** Supplied records follows **

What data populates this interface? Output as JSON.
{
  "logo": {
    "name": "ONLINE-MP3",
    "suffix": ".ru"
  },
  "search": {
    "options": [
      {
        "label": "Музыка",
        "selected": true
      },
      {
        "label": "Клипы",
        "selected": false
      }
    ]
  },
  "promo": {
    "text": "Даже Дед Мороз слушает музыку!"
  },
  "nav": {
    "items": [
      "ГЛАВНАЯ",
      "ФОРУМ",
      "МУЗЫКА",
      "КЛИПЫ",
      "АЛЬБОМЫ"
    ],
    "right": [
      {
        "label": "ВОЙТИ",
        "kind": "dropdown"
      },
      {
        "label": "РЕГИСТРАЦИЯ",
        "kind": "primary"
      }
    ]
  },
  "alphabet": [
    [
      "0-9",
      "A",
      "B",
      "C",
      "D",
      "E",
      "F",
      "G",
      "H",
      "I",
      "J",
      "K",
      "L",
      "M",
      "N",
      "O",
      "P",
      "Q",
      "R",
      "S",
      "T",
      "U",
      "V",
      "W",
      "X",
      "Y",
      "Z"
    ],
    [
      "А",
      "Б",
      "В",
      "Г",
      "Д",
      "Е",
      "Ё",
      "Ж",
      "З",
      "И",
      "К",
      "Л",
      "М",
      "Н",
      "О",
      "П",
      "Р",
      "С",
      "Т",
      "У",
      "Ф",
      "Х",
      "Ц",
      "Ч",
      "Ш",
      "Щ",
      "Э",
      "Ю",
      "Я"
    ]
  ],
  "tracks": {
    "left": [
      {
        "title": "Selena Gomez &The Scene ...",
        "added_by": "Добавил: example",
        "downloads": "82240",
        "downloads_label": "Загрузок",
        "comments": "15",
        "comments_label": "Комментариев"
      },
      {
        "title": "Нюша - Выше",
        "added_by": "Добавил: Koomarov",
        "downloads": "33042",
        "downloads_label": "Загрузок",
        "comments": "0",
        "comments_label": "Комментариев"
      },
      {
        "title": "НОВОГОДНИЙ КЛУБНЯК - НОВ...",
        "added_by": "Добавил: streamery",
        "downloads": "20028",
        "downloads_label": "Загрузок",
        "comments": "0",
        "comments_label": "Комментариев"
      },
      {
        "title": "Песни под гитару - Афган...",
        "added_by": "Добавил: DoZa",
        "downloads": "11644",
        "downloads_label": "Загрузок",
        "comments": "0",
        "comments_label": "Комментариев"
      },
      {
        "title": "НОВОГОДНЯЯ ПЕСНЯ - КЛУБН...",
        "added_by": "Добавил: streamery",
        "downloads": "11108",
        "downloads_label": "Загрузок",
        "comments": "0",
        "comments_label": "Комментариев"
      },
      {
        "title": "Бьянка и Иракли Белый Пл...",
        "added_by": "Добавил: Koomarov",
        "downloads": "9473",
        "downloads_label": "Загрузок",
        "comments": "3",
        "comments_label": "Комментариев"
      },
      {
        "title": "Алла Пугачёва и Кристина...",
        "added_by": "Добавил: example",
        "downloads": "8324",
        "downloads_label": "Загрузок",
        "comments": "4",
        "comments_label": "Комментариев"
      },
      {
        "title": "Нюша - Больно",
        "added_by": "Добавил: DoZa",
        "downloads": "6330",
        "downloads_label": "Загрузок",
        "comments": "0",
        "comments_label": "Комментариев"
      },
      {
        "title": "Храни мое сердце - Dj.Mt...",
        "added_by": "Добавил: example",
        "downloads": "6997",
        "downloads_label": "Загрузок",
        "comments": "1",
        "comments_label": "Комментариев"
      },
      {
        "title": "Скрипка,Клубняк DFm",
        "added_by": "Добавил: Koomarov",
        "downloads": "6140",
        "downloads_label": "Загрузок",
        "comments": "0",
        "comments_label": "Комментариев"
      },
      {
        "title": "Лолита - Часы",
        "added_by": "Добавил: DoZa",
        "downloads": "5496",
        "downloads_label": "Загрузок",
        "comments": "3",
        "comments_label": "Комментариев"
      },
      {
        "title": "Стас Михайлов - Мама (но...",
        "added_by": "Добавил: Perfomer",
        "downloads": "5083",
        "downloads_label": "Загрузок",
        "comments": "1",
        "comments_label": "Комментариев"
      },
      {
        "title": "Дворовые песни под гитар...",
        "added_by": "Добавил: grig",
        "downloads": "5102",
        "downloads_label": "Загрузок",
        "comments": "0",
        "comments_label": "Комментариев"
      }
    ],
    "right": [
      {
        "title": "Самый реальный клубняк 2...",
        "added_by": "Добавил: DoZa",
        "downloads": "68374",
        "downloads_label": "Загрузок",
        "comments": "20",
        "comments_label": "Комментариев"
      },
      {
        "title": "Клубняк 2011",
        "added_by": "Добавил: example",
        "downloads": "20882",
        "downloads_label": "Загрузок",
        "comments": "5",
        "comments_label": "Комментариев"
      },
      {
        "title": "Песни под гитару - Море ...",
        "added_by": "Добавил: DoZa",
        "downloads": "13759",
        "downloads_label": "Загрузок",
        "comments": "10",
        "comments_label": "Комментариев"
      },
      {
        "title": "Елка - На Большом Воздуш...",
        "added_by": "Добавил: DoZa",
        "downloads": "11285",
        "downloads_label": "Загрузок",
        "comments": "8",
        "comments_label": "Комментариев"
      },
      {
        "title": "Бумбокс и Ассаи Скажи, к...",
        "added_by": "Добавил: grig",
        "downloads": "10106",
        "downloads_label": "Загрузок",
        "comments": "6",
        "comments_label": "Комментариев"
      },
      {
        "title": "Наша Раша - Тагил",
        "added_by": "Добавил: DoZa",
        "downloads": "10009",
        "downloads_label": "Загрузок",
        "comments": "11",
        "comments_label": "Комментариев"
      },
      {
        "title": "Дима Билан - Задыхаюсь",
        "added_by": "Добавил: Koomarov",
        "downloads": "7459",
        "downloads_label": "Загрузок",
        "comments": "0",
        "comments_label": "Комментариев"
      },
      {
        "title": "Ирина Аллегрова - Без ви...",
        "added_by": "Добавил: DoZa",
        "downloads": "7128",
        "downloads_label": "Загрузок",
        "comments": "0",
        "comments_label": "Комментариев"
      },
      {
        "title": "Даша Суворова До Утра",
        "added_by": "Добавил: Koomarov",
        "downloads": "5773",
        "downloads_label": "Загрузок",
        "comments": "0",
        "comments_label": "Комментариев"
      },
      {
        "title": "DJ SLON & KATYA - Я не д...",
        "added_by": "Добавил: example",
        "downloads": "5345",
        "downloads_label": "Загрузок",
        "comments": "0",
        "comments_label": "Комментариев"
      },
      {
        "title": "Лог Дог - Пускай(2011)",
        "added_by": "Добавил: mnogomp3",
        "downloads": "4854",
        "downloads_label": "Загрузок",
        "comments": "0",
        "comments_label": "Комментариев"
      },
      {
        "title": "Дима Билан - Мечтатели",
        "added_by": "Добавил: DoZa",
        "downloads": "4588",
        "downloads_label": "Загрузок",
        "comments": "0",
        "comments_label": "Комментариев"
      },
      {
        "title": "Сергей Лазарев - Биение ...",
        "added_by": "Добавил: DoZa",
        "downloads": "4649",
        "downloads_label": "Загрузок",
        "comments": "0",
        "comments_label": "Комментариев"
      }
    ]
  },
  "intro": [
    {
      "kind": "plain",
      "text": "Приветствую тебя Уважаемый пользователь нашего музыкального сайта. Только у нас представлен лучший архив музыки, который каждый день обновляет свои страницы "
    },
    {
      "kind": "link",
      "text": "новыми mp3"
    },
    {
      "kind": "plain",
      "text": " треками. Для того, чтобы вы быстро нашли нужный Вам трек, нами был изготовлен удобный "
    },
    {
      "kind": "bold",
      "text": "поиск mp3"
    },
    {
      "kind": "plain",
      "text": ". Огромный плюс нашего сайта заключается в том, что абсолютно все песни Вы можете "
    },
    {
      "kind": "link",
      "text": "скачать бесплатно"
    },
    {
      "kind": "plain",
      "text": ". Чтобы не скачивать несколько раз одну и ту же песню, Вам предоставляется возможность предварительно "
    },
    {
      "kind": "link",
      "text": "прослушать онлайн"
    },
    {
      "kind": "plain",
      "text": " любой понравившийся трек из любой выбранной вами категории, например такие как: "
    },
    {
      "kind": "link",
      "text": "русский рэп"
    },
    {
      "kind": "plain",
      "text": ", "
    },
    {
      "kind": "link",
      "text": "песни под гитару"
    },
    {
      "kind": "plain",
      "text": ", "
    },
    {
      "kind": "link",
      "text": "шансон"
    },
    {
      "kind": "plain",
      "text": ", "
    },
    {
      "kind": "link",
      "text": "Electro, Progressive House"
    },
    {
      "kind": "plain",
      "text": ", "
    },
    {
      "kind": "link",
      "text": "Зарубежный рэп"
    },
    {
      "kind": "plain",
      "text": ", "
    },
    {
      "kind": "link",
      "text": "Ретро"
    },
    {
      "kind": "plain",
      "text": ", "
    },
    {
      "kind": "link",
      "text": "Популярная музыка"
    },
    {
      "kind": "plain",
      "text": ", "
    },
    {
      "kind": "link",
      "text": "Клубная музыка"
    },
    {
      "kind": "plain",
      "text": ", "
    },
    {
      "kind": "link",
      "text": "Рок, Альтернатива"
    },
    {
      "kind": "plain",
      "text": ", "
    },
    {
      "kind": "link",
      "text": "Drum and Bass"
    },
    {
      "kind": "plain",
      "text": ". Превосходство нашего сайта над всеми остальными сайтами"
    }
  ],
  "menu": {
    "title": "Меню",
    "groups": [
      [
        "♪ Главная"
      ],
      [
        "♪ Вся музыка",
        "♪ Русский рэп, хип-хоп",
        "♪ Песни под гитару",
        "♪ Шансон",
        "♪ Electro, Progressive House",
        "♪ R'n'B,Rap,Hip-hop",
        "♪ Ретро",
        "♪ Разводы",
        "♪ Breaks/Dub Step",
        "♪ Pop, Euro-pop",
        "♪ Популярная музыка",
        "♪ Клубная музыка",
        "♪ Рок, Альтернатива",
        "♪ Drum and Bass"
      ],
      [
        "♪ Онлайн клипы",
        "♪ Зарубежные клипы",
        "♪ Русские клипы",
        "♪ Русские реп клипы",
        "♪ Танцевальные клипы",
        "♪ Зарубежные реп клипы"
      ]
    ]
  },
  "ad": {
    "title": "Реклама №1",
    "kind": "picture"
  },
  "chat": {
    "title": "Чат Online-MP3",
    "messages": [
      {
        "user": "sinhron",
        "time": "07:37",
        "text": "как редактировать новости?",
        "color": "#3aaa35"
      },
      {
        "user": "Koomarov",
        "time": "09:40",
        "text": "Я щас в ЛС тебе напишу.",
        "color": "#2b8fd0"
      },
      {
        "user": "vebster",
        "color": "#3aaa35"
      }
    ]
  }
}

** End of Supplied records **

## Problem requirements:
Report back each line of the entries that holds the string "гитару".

## Reply:
        "title": "Песни под гитару - Афган...",
        "title": "Песни под гитару - Море ...",
      "text": "песни под гитару"
        "♪ Песни под гитару",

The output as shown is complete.